- _Brief_: Your answer is a number only: how many lines in the data below contain "fullscreen"?

- _Provided entries_:
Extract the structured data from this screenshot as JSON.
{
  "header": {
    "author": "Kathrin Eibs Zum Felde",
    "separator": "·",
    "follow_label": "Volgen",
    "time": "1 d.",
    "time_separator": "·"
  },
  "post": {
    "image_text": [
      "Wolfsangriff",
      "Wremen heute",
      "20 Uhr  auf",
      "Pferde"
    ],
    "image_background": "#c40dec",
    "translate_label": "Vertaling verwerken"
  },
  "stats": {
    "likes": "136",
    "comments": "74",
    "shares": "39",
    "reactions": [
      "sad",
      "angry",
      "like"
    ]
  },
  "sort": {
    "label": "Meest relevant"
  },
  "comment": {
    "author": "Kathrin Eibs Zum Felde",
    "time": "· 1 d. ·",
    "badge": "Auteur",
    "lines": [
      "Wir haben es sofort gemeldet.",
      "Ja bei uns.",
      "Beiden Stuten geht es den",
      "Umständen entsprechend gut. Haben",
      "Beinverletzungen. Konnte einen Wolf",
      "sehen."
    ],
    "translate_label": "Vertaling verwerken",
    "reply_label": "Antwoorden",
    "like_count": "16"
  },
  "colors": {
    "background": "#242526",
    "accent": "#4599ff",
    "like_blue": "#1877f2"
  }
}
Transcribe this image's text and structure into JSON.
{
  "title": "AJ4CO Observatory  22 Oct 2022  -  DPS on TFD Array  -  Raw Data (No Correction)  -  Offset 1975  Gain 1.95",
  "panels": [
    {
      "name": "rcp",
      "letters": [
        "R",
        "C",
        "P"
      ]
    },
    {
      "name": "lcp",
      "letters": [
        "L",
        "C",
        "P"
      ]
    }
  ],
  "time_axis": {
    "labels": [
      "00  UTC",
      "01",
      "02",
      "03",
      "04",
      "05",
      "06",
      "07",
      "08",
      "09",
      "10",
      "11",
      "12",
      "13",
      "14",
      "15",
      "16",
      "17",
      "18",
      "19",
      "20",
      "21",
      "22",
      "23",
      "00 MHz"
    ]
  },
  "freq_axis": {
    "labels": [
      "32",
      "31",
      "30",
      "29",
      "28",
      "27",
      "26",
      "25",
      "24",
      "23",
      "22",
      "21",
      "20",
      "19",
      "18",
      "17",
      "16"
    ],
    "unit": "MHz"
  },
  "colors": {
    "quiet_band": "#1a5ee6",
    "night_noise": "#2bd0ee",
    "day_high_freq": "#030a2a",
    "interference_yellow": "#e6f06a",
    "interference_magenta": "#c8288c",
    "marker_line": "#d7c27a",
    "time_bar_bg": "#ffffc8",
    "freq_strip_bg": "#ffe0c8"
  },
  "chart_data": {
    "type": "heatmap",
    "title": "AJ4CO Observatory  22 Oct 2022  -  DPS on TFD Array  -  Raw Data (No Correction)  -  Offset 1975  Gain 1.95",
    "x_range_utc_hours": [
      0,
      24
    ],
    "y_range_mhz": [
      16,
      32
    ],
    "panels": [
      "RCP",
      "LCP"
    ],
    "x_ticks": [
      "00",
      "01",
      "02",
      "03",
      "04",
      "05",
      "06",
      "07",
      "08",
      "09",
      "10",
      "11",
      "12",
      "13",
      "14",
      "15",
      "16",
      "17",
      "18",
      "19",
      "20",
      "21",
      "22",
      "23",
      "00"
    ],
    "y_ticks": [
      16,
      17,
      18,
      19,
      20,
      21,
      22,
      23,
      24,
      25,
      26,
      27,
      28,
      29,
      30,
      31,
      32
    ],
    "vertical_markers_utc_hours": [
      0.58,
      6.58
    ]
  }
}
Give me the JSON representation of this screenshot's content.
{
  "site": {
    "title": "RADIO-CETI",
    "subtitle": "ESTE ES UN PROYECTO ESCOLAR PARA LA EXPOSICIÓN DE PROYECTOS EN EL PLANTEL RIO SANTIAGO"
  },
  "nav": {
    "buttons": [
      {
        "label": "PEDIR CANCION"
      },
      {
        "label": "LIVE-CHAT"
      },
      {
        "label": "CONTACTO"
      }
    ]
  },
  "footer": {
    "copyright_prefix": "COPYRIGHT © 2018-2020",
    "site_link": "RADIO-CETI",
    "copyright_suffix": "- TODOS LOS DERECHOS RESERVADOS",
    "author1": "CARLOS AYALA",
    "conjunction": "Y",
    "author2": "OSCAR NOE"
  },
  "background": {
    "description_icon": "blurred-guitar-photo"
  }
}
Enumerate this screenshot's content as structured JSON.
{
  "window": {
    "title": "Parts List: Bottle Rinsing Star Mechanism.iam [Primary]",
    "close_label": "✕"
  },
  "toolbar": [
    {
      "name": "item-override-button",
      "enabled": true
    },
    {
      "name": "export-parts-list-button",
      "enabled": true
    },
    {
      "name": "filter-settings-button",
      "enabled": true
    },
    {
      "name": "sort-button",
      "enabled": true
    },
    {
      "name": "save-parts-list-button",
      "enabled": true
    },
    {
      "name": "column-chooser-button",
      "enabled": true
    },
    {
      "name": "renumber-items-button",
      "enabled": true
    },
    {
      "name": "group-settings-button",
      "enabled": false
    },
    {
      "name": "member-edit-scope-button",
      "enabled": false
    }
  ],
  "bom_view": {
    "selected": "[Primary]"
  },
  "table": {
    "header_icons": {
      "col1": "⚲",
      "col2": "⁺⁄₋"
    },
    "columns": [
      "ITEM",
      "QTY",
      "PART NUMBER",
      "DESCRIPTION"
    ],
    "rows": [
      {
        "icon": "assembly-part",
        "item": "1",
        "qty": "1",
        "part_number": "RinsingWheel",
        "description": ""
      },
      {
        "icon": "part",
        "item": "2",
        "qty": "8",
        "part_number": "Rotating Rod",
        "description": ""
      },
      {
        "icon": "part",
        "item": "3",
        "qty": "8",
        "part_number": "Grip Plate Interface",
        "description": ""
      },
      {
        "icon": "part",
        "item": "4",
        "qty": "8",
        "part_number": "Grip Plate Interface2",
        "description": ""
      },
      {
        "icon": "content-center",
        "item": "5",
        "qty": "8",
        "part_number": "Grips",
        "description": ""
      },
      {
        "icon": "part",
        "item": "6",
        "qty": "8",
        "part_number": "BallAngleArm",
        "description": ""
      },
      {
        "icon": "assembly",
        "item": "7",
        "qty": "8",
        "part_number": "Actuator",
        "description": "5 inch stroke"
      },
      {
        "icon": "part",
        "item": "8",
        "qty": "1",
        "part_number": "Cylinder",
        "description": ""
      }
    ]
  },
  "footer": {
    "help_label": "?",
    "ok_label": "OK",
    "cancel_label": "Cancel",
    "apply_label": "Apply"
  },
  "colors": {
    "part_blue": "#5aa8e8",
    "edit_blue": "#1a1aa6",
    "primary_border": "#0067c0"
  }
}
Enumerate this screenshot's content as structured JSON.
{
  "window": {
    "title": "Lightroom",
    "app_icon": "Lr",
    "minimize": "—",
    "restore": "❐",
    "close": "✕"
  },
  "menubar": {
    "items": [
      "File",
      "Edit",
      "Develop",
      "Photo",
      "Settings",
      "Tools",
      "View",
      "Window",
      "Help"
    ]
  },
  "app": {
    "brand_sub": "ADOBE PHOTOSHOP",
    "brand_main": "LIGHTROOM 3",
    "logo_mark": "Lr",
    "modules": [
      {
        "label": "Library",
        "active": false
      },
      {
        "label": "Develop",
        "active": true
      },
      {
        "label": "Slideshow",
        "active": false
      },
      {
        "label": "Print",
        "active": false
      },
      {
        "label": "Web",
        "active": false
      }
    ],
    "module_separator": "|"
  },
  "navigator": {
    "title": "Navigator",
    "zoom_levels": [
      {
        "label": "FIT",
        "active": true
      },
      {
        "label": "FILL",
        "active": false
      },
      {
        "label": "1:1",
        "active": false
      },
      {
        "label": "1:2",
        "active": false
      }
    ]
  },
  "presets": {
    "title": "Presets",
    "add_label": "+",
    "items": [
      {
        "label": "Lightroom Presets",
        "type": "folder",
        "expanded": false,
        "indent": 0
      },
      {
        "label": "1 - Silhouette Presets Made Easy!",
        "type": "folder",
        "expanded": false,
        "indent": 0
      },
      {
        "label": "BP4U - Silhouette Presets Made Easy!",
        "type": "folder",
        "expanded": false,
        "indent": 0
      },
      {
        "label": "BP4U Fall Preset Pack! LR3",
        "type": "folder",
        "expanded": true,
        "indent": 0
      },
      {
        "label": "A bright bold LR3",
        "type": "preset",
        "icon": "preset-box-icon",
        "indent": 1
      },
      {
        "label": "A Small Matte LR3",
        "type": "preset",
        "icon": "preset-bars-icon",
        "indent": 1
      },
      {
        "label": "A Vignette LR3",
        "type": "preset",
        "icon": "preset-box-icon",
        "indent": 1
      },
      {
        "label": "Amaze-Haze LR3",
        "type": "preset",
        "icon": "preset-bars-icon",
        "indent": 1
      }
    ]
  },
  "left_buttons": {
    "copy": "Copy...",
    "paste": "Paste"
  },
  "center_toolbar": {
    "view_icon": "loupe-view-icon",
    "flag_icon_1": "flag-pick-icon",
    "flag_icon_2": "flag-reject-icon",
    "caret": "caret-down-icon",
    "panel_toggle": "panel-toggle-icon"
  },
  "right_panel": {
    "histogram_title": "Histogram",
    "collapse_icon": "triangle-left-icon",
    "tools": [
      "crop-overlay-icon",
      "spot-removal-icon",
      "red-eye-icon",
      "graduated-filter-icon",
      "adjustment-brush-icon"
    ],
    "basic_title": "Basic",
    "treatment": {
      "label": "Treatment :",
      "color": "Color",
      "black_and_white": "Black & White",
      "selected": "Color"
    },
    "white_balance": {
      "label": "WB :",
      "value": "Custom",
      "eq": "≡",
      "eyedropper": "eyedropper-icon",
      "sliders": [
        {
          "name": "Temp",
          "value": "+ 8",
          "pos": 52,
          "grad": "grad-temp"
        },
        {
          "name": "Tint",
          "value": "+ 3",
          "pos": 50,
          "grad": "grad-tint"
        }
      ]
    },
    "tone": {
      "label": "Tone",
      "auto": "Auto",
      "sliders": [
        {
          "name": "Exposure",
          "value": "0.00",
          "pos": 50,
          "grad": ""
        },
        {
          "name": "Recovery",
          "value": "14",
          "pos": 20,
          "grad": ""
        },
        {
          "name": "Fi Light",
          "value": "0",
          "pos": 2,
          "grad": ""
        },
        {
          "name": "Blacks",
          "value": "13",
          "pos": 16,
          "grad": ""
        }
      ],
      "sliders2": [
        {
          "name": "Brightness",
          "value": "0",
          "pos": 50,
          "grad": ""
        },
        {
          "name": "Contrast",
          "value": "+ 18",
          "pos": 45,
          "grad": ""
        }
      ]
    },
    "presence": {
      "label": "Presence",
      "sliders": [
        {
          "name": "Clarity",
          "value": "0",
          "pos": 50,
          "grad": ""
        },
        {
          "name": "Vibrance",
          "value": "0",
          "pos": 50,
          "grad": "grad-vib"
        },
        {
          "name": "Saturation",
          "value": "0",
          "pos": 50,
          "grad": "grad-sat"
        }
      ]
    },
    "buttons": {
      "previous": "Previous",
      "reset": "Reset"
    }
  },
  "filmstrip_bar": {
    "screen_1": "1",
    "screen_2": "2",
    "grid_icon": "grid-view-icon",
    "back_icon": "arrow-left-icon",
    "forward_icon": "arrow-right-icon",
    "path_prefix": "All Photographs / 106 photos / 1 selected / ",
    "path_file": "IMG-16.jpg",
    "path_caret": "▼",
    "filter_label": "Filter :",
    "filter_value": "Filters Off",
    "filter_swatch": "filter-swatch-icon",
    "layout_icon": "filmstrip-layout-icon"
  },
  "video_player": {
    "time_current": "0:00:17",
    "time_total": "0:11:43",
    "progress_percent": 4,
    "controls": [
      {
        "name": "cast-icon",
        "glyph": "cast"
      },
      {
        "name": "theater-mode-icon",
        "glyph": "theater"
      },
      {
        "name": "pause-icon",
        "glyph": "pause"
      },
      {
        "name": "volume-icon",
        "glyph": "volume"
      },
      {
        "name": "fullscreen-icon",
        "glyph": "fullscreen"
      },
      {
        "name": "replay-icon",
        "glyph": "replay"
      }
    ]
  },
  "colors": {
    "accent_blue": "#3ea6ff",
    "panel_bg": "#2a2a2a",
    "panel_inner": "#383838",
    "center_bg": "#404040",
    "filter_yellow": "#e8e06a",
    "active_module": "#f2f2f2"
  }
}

- _Written reply_: 2